Would you prefer six hours of really good quality sleep or eight hours of really poor quality sleep?

5. No napping, no compensating, no catching up at weekends. The only exception to this rule is if you feel so sleepy during the day that you absolutely need to sleep.

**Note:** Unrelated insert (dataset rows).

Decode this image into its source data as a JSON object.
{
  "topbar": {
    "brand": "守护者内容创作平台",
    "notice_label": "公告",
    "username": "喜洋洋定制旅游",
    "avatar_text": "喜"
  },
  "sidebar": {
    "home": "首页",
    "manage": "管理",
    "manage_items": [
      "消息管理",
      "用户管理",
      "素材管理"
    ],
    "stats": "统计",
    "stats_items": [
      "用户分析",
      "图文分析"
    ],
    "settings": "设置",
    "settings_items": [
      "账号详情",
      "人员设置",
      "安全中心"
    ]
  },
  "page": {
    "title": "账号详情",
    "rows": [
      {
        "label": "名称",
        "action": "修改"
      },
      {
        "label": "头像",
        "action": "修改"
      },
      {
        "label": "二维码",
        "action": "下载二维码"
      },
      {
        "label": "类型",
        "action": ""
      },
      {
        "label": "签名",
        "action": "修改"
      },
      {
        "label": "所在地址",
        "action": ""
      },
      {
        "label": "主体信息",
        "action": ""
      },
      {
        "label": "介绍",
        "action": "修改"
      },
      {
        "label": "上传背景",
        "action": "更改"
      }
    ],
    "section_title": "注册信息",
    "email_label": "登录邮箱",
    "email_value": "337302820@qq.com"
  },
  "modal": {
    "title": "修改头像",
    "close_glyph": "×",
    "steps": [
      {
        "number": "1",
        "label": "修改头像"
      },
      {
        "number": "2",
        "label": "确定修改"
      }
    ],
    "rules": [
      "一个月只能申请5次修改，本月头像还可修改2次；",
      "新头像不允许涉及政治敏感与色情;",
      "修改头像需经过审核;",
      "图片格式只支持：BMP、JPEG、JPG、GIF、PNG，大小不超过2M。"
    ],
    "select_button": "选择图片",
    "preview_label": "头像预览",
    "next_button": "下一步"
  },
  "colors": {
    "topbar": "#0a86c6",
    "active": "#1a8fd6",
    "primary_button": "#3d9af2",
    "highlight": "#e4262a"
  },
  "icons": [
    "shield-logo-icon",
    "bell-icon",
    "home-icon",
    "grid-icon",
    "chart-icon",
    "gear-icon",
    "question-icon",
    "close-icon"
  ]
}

This could be a sign of other health issues and you must see your GP before continuing.

However, most people report that, at first, sleep rescheduling has very little impact on their overall levels of tiredness, since they’re getting exactly the same amount of sleep as they always did.

Indeed, you should very soon start to feel better fresher, more alive and optimistic than you have for a very long time, because your sleep will be consistent, deep and good for the first time in years.

Every night you get it right falling asleep within minutes of going to bed, sleeping through the night and not waking up ahead of your alarm, you will be sending positive reinforcement messages to all the subconscious mechanisms that have been keeping you awake at night for so long without you realizing.